"As the majority of these plants consist of very simple vegetable cells, inclosed in the indestructible silex (as other algæ are in carbonate of lime), it is obvious that the death and decomposition of such multitudes must form sedimentary deposits, proportionate in their extent to the length and exposure of the coast against which they are washed, in thickness to the power of such agents as the winds, currents, and sea, which sweep them more energetically to certain positions, and in purity, to the depth of the water and nature of ^he bottom. Hence we detected their remains along every ice-bound shore, in the depths of the adjacent ocean, between 80 and 400 fathoms. Off Victoria Barrier (a perpendicular wall of ice between 100 and 200 feet above the level of the sea) the bottom of the ocean was covered with a stratum of pure white or green mud, composed principally of the silicious shells of the Diatomaceæ. These, on being put into water, rendered it cloudy like milk, and took many hours to subside. In the very deep water off Victoria and Graham's Land, this mud was particularly pure and fine; but toward the shallow shores there existed a greater or less admixture of disintegrated rock and sand; so that the organic compounds of the bottom frequently bore but a small proportion to the inorganic...."
"The universal existence of such an invisible vegetation as that of the Antarctic Ocean is a truly wonderful fact, and the more from its not being accompanied by plants of a high order. During the years we spent there, I had been accustomed to regard the phenomena of life as differing totally from what obtains throughout all other latitudes, for every thing living appeared to be of animal origin. The ocean swarmed with Mollusca, and particularly entomostratous Crustacea small whales, and porpoises; the sea abounded with penguins and seals, and the air with birds; the animal kingdom was ever present, the larger creatures preying on the smaller, and these again on smaller still; all seemed carnivorous. Thewere not recognized, because feeding on a microscopic herbage, of whose true nature I had formed an erroneous impression. It is, therefore, with no little satisfaction that I now class the Diatomaceæ with plants, probably maintaining in the South Polar Ocean that balance between the vegetable and animal kingdoms which prevails over the surface of our globe. Nor is the sustenance and nutrition of the animal kingdom the only function these minute productions may perform; they may also be the purifiers of the vitiated atmosphere, and thus execute in the antarctic latitudes the office of our trees and grass-turf in the temperate regions, and the broad leaves of the palm, etc., in the tropics...."
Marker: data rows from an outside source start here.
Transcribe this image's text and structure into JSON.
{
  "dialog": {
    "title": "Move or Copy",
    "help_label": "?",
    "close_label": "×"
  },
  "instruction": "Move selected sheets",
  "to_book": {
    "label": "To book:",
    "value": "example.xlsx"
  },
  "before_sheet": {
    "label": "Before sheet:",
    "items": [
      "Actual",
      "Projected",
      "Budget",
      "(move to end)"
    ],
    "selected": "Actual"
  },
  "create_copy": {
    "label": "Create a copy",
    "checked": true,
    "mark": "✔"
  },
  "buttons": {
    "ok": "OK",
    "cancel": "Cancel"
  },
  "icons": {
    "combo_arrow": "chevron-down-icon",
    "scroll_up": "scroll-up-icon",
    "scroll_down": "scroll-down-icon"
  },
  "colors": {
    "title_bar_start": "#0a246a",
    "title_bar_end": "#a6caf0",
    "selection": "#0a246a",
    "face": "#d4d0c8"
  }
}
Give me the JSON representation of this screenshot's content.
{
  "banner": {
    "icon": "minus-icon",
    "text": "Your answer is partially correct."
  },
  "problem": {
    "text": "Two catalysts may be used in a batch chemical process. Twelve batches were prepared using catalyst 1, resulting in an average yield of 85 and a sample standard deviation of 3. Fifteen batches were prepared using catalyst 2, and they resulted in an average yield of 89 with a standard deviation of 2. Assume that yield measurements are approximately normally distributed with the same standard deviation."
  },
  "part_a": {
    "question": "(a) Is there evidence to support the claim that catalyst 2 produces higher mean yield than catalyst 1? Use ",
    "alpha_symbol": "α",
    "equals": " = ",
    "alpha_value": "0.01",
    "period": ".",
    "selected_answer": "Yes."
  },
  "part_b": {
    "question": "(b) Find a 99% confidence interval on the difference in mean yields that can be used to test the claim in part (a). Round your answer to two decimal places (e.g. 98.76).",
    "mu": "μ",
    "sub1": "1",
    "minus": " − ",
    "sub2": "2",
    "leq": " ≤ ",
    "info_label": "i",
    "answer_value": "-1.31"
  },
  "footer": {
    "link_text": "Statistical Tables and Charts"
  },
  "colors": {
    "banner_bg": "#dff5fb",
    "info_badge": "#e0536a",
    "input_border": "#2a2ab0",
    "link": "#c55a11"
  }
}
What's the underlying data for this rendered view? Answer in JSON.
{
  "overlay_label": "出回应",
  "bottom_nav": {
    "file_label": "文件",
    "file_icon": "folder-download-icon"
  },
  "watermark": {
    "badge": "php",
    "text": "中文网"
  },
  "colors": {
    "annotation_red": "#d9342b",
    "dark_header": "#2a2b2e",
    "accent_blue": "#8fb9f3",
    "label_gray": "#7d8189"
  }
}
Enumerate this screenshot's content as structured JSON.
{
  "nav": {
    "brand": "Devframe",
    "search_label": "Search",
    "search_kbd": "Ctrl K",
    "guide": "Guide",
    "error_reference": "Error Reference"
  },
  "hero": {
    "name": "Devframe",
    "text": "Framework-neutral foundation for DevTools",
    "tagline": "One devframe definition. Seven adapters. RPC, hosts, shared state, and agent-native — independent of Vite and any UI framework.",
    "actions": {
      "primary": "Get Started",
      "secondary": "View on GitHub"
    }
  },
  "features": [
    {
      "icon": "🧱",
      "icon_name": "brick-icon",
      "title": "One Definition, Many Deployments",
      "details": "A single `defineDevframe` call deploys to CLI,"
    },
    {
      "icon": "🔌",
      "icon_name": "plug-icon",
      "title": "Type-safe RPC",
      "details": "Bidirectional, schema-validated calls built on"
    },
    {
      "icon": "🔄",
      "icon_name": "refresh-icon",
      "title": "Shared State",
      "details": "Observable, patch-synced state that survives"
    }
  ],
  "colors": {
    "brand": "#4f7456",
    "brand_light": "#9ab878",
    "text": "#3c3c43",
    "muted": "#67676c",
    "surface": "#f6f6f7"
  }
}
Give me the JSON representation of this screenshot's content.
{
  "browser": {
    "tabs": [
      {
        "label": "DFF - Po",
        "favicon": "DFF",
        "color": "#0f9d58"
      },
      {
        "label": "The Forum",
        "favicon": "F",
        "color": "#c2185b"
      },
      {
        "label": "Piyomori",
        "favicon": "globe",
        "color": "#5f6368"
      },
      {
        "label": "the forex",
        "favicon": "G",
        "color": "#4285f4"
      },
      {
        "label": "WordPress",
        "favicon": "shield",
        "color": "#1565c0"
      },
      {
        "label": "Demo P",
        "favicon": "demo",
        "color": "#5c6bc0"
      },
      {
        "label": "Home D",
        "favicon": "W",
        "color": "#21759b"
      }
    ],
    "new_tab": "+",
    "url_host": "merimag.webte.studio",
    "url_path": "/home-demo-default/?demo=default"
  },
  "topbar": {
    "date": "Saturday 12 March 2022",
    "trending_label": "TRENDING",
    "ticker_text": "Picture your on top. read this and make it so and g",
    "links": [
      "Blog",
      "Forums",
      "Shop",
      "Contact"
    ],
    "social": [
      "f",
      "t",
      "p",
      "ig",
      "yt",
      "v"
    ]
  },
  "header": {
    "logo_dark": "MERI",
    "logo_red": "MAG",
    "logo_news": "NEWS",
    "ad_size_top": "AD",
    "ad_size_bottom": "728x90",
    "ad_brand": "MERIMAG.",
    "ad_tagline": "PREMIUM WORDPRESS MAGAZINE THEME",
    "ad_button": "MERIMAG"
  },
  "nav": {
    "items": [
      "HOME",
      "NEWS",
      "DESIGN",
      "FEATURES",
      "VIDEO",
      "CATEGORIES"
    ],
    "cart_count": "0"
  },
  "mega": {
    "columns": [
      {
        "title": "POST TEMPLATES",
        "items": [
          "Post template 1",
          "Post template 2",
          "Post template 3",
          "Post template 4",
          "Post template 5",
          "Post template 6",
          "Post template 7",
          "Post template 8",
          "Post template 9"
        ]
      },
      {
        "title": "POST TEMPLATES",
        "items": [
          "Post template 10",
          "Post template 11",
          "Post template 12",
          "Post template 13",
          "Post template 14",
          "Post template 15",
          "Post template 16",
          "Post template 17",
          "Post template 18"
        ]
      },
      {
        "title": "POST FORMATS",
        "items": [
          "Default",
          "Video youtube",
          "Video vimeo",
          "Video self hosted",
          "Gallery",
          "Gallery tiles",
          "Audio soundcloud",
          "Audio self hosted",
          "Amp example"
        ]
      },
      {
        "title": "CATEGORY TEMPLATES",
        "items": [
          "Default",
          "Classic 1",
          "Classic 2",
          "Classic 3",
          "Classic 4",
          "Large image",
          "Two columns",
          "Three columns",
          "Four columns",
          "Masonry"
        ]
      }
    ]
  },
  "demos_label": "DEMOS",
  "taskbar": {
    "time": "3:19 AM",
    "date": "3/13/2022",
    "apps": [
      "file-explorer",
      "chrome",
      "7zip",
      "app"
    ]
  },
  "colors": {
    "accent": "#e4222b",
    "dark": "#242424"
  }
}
With respect to the distribution of the Diatomaceæ, Dr. Hooker remarks: